On the wall of George Osborne's Westminster office is a cartoon of a former chancellor of the exchequer at his desk facing an in-tray overflowing with papers on the world recession, unemployment and the economy. The chancellor depicted is his 1970s Labour predecessor Denis Healey, but Osborne thinks he has inherited the same tray of pending problems.
He has promised a Budget within 50 days of taking office to outline his solutions. In theory his party's manifesto, produced only a month ago, tells us what to expect, but in practice the pact with the Liberal Democrats has given Osborne carte blanche to rip up his published plans. The coalition agreement negotiated by the two parties last week sets out a new set of proposals without giving details, but what it fails to mention is as important as the hints it gives.
There is no mention of the Tories' pledge of a permanent exemption from stamp duty for first-time buyers of homes costing under £250,000, for instance, or of any crackdown on non-doms.
The Liberals' proposals for limiting tax relief on pension contributions or a "mansion tax" are absent too, along with their plans for business rates and the Conservatives' promised reform of corporation tax.
But the biggest omission in the 3,000-word coalition agreement – just as it was the undebated subject of the election campaign – is VAT. Everyone from economists to retailers seems resigned to an increase but no politician will discuss it. Raising the rate from 17.5 to 20 per cent would give the Government about £10bn a year – and hit consumption by the same sum – and a 22 per cent rate would add as much again, taking VAT receipts to £100bn.
Yet useful as £10bn or £20bn would be, it makes only a minor dent in the public finance deficit – and the Con-Lib agreement to block Labour's announced national insurance increase on employers leaves another £2.5bn to find. The deficit in the year ending last month was £167bn and Alistair Darling's March Budget planned to cut that only to £163bn this year.
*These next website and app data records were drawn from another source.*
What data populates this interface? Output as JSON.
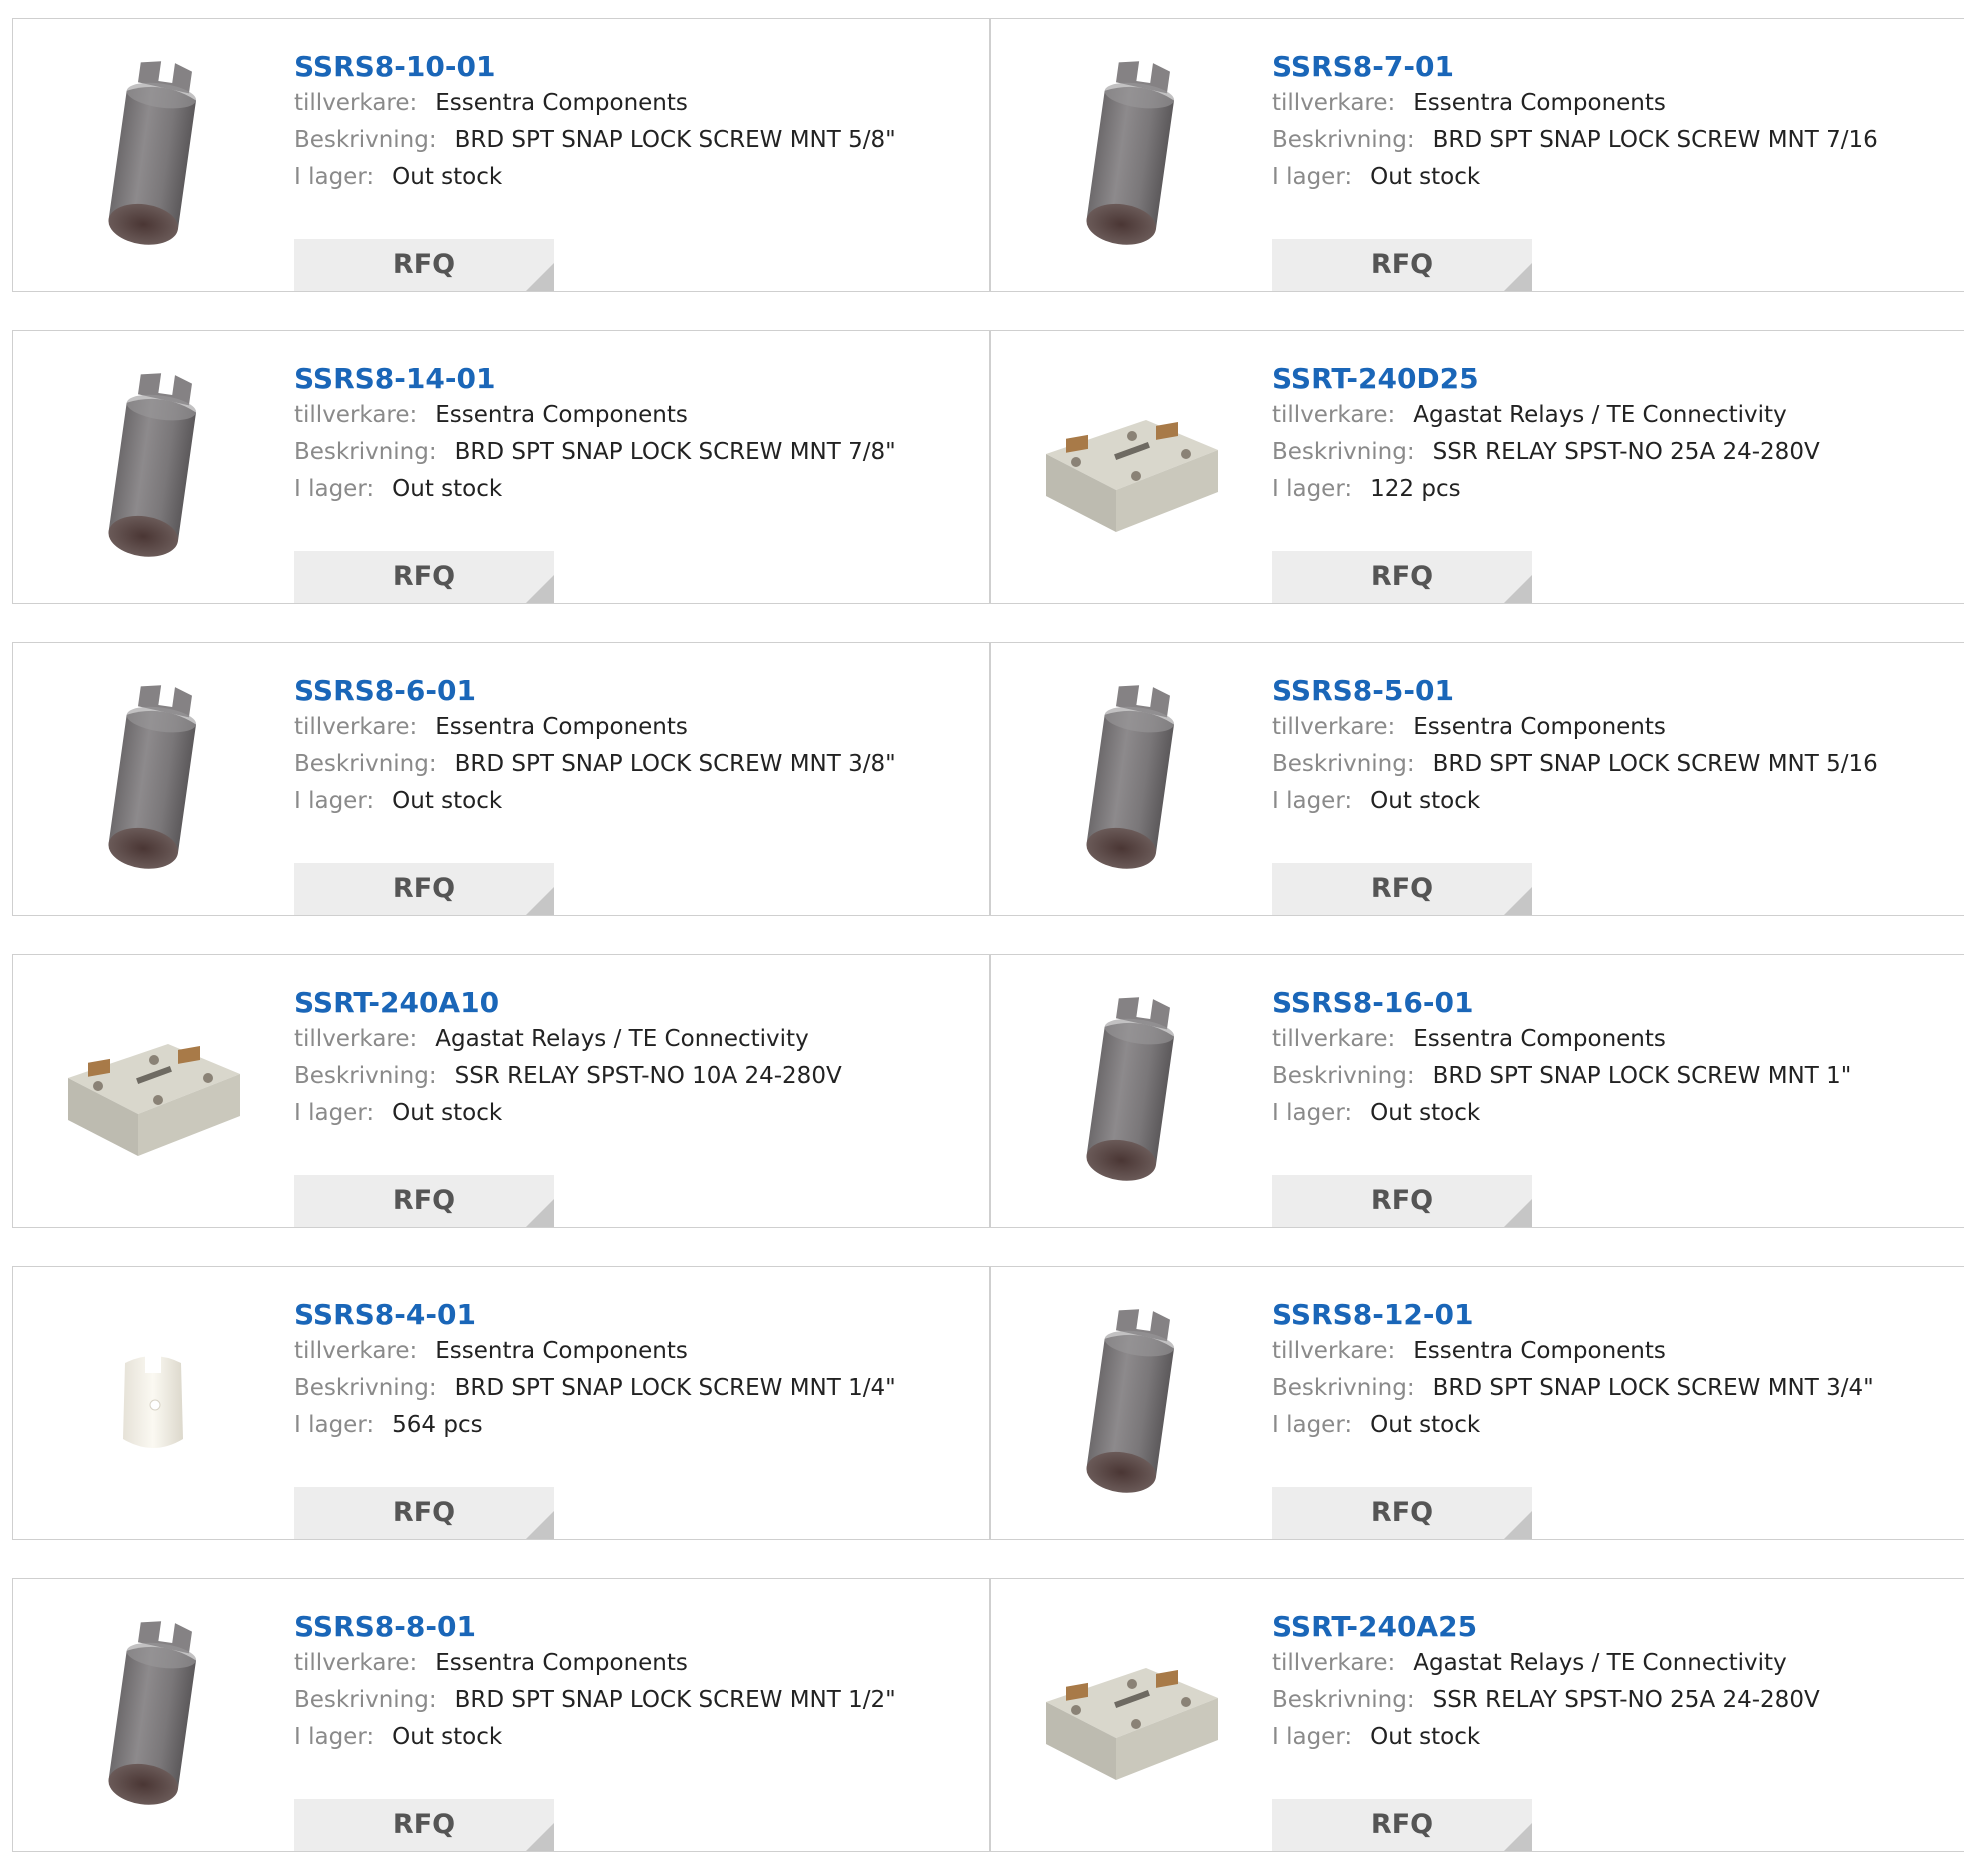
{
  "labels": {
    "manufacturer": "tillverkare:",
    "description": "Beskrivning:",
    "stock": "I lager:",
    "rfq": "RFQ"
  },
  "products": [
    {
      "name": "SSRS8-10-01",
      "manufacturer": "Essentra Components",
      "description": "BRD SPT SNAP LOCK SCREW MNT 5/8\"",
      "stock": "Out stock",
      "image": "grey-spacer-image"
    },
    {
      "name": "SSRS8-7-01",
      "manufacturer": "Essentra Components",
      "description": "BRD SPT SNAP LOCK SCREW MNT 7/16",
      "stock": "Out stock",
      "image": "grey-spacer-image"
    },
    {
      "name": "SSRS8-14-01",
      "manufacturer": "Essentra Components",
      "description": "BRD SPT SNAP LOCK SCREW MNT 7/8\"",
      "stock": "Out stock",
      "image": "grey-spacer-image"
    },
    {
      "name": "SSRT-240D25",
      "manufacturer": "Agastat Relays / TE Connectivity",
      "description": "SSR RELAY SPST-NO 25A 24-280V",
      "stock": "122 pcs",
      "image": "relay-image"
    },
    {
      "name": "SSRS8-6-01",
      "manufacturer": "Essentra Components",
      "description": "BRD SPT SNAP LOCK SCREW MNT 3/8\"",
      "stock": "Out stock",
      "image": "grey-spacer-image"
    },
    {
      "name": "SSRS8-5-01",
      "manufacturer": "Essentra Components",
      "description": "BRD SPT SNAP LOCK SCREW MNT 5/16",
      "stock": "Out stock",
      "image": "grey-spacer-image"
    },
    {
      "name": "SSRT-240A10",
      "manufacturer": "Agastat Relays / TE Connectivity",
      "description": "SSR RELAY SPST-NO 10A 24-280V",
      "stock": "Out stock",
      "image": "relay-image"
    },
    {
      "name": "SSRS8-16-01",
      "manufacturer": "Essentra Components",
      "description": "BRD SPT SNAP LOCK SCREW MNT 1\"",
      "stock": "Out stock",
      "image": "grey-spacer-image"
    },
    {
      "name": "SSRS8-4-01",
      "manufacturer": "Essentra Components",
      "description": "BRD SPT SNAP LOCK SCREW MNT 1/4\"",
      "stock": "564 pcs",
      "image": "white-spacer-image"
    },
    {
      "name": "SSRS8-12-01",
      "manufacturer": "Essentra Components",
      "description": "BRD SPT SNAP LOCK SCREW MNT 3/4\"",
      "stock": "Out stock",
      "image": "grey-spacer-image"
    },
    {
      "name": "SSRS8-8-01",
      "manufacturer": "Essentra Components",
      "description": "BRD SPT SNAP LOCK SCREW MNT 1/2\"",
      "stock": "Out stock",
      "image": "grey-spacer-image"
    },
    {
      "name": "SSRT-240A25",
      "manufacturer": "Agastat Relays / TE Connectivity",
      "description": "SSR RELAY SPST-NO 25A 24-280V",
      "stock": "Out stock",
      "image": "relay-image"
    }
  ],
  "colors": {
    "link": "#1a66b8",
    "label": "#8a8a8a",
    "border": "#cfcfcf",
    "button": "#ededed"
  }
}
Even by 2014-15, Darling was reducing the deficit only to £74bn with a surplus – last achieved in 2001 – nowhere in sight but public debt almost doubling over the period to £1,406bn.
And it is feasible the new Office for Budget Responsibility, headed by Sir Alan Budd, who was head of the government economic service under John Major's government, could revise those figures upward.
Osborne must take tough action to close that deficit but the Con-Lib agreement devotes more space to detailing additional expenditure and tax reductions than discussing spending cuts and revenue raising. The Lib Dems' proposal to exempt the first £10,000 of everyone's income from tax would have cost £17bn: last week's joint agreement now talks of focusing on low and middle earners, which suggests the new Chancellor may instead narrow the basic-rate tax band without helping the higher-paid.
The Tories' plan to raise inheritance tax limits are on ice while the Lib Dems remain free to oppose reliefs for married couples. But both parties' campaigns concentrated on spending cuts rather than tax rises and that remains their policy – whether the 20 per cent from tax, as the Tories wanted, or the Lib Dems' 30 per cent proposal.
The Conservatives are sticking to their controversial plan for £6bn of immediate spending cuts, even though that shrinks the deficit only modestly. The Bank of England's forecast last week of higher growth may encourage the Chancellor to conclude that the economy can absorb bigger cuts. Robert Chote, director of the independent Institute for Fiscal studies, says: "This will give the coalition parties useful cover against accusations that they are taking undue risks with the recovery".
But Osborne proposes raising health spending in line with inflation, if not at the NHS's high level of price rises, and lifting overseas aid even more while state retirement pensions will increase with the higher of earnings, prices or 2.5 per cent.
"This suggests an intense squeeze on the budgets of other Whitehall departments in the spending review due this autumn," says Chote. "It also leaves open the option of tougher action to cut social security spending and does not rule out the possibility of significant net tax increases."
Capital spending is already being halved over four years from £50bn under Darling's plan, but Osborne is limited on making cuts in the current financial year until he sees the results of the spending review. Britain is this year spending £40bn on defence – which will be separately reviewed, though the Tories have defied the Lib Dems' demand to axe Trident, £89bn on education, £122bn on health and £196bn on pensions and benefits: making cuts will be painful.
Next month's Budget can cut civil service jobs but will not follow Greece, Spain and Ireland in cutting their pay. What's more, even when the new commission on public-sector pensions reports, accrued benefits will not be reduced. And Osborne thought Denis Healey had a full in-tray?